From Wounded to Warrior

Friends and Family,

Genevieve and I just got back from a two-for one trip to Washington, DC. The second part of the trip, the LUNGevity HOPE Summit, is a lung cancer conference. What gives me the biggest buzz at this conference are the people I meet.

I met one woman three years ago, just  months after she was diagnosed. Laura looked so terrified and vulnerable that I just wanted to put my arm around her and tell her everything would be alright. But that would not have been real. The best I could do was tell her my story, and to let her see by example that at least some people are still alive nine years later.

Laura Greco & Dann.jpg

Fast-forward three years, and Genevieve and I were planning to attend a rally on Capitol Hill and do some lobbying before this year’s HOPE Summit. Laura recently had to quit her full-time job, but still has enough in the tank to put her background as an attorney to organize rallies and lobbying (on Facebook: Life and Breath – LAB). On a training video conference call she led, Laura’s two bouncy little kids, maybe five and seven years old, kept running into the room, jumping up and down in front of the camera. Laura was passionately describing the best practices for lobbying, pausing every now and then to shoo her kids out of the room. I scrolled through the video screens of the 40 other participants, and they were all trying not to snicker, just like us. Laura would get a little further through the agenda, and then another kid would pop in and photobomb. While embarrassing for mom, it was hilarious for the rest of us.

Once we got to the rally, Laura stood in front of the 200+ protesters, whipping the crowd into a frenzy of moral outrage over how lung cancer kills more people than the next three leading cancers (yes, this includes breast cancer) combined, yet the National Institutes for Health give only 6% of their cancer research dollars to lung cancer research. She had us screaming so loud that the other groups in the area, a block or more away, all turned to see what the fuss was about. Way to go, Laura! In three years, you have gone from wounded bird to cancer warrior!

Laura Greco.jpg

But there’s more to the story. In the afternoon, we all scattered to lobby our respective elected representatives.  Genevieve, our friend Violet and I were just finishing our day of lobbying, when we ran into Laura on the street. She was fighting mad about the professional lung cancer advocacy organizations that they had coordinated with. “I told them that what they were pushing was really lame. They’re asking for one more ridiculous study that will be put on a shelf and never looked at again, and a few million dollars. That’s NOTHING to Congress. That’ not even a ROUNDING ERROR to them. I told them that’s not good enough. I’m going to be dead before my kids get out of elementary school, so your pace doesn’t work for me. It’s not about you. It’s about me!” 

I saw the tears in her eyes, along with the fire. I felt deeply for her, and for her husband standing next to us, and for those two cute little curtain-climbers that will have to learn the meaning of cancer way too soon. And I realized that, as much as I will fight it, the chances are good that what she is saying is true for me as well. If this is the pace of increase for research spending, it won’t be in time for Laura or for me.

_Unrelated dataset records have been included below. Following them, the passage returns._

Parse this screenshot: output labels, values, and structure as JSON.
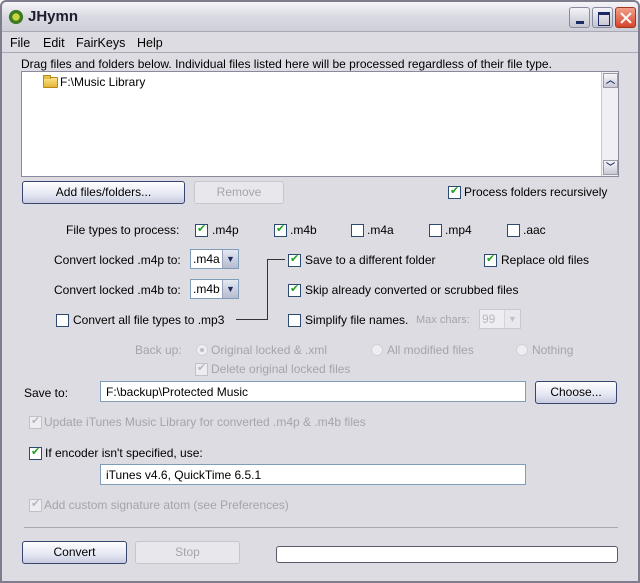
{
  "window": {
    "title": "JHymn",
    "icon": "jhymn-app-icon",
    "controls": [
      "minimize",
      "maximize",
      "close"
    ]
  },
  "menu": [
    "File",
    "Edit",
    "FairKeys",
    "Help"
  ],
  "drop_area": {
    "instructions": "Drag files and folders below. Individual files listed here will be processed regardless of their file type.",
    "items": [
      {
        "icon": "folder-icon",
        "label": "F:\\Music Library"
      }
    ]
  },
  "buttons": {
    "add": "Add files/folders...",
    "remove": "Remove",
    "choose": "Choose...",
    "convert": "Convert",
    "stop": "Stop"
  },
  "process_recursively": {
    "label": "Process folders recursively",
    "checked": true
  },
  "file_types": {
    "label": "File types to process:",
    "options": [
      {
        "label": ".m4p",
        "checked": true
      },
      {
        "label": ".m4b",
        "checked": true
      },
      {
        "label": ".m4a",
        "checked": false
      },
      {
        "label": ".mp4",
        "checked": false
      },
      {
        "label": ".aac",
        "checked": false
      }
    ]
  },
  "convert_m4p": {
    "label": "Convert locked .m4p to:",
    "value": ".m4a"
  },
  "convert_m4b": {
    "label": "Convert locked .m4b to:",
    "value": ".m4b"
  },
  "convert_all_mp3": {
    "label": "Convert all file types to .mp3",
    "checked": false
  },
  "save_different_folder": {
    "label": "Save to a different folder",
    "checked": true
  },
  "replace_old": {
    "label": "Replace old files",
    "checked": true
  },
  "skip_converted": {
    "label": "Skip already converted or scrubbed files",
    "checked": true
  },
  "simplify_names": {
    "label": "Simplify file names.",
    "checked": false,
    "max_chars_label": "Max chars:",
    "max_chars_value": "99"
  },
  "backup": {
    "label": "Back up:",
    "options": [
      {
        "label": "Original locked & .xml",
        "selected": true
      },
      {
        "label": "All modified files",
        "selected": false
      },
      {
        "label": "Nothing",
        "selected": false
      }
    ],
    "delete_original": {
      "label": "Delete original locked files",
      "checked": true
    }
  },
  "save_to": {
    "label": "Save to:",
    "value": "F:\\backup\\Protected Music"
  },
  "update_itunes": {
    "label": "Update iTunes Music Library for converted .m4p & .m4b files",
    "checked": true
  },
  "encoder": {
    "label": "If encoder isn't specified, use:",
    "checked": true,
    "value": "iTunes v4.6, QuickTime 6.5.1"
  },
  "signature_atom": {
    "label": "Add custom signature atom (see Preferences)",
    "checked": true
  },
  "progress": {
    "value": 0
  }
}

And while Laura is right, that this funding request is completely dwarfed by the needs, it still brings crucial dollars to lung cancer research for those that follow. There have been seventeen new drugs approved for lung cancer treatment in the last three years alone. That is an explosion! There is reason for hope, which is why Genevieve and I will be back in DC in July, lobbying Congress again. That is why I am asking you to join my team for the Portland Lung Love Run/Walk on Saturday, June 23rd, or to donate to our team (Live Lung and Prosper), by following this link:

I thought about how Laura looked that first time I met her three years ago. And then I thought about the elected representatives Laura was about to meet. This time, I thought, it’s not going to be Laura that looks like a deer in the headlights.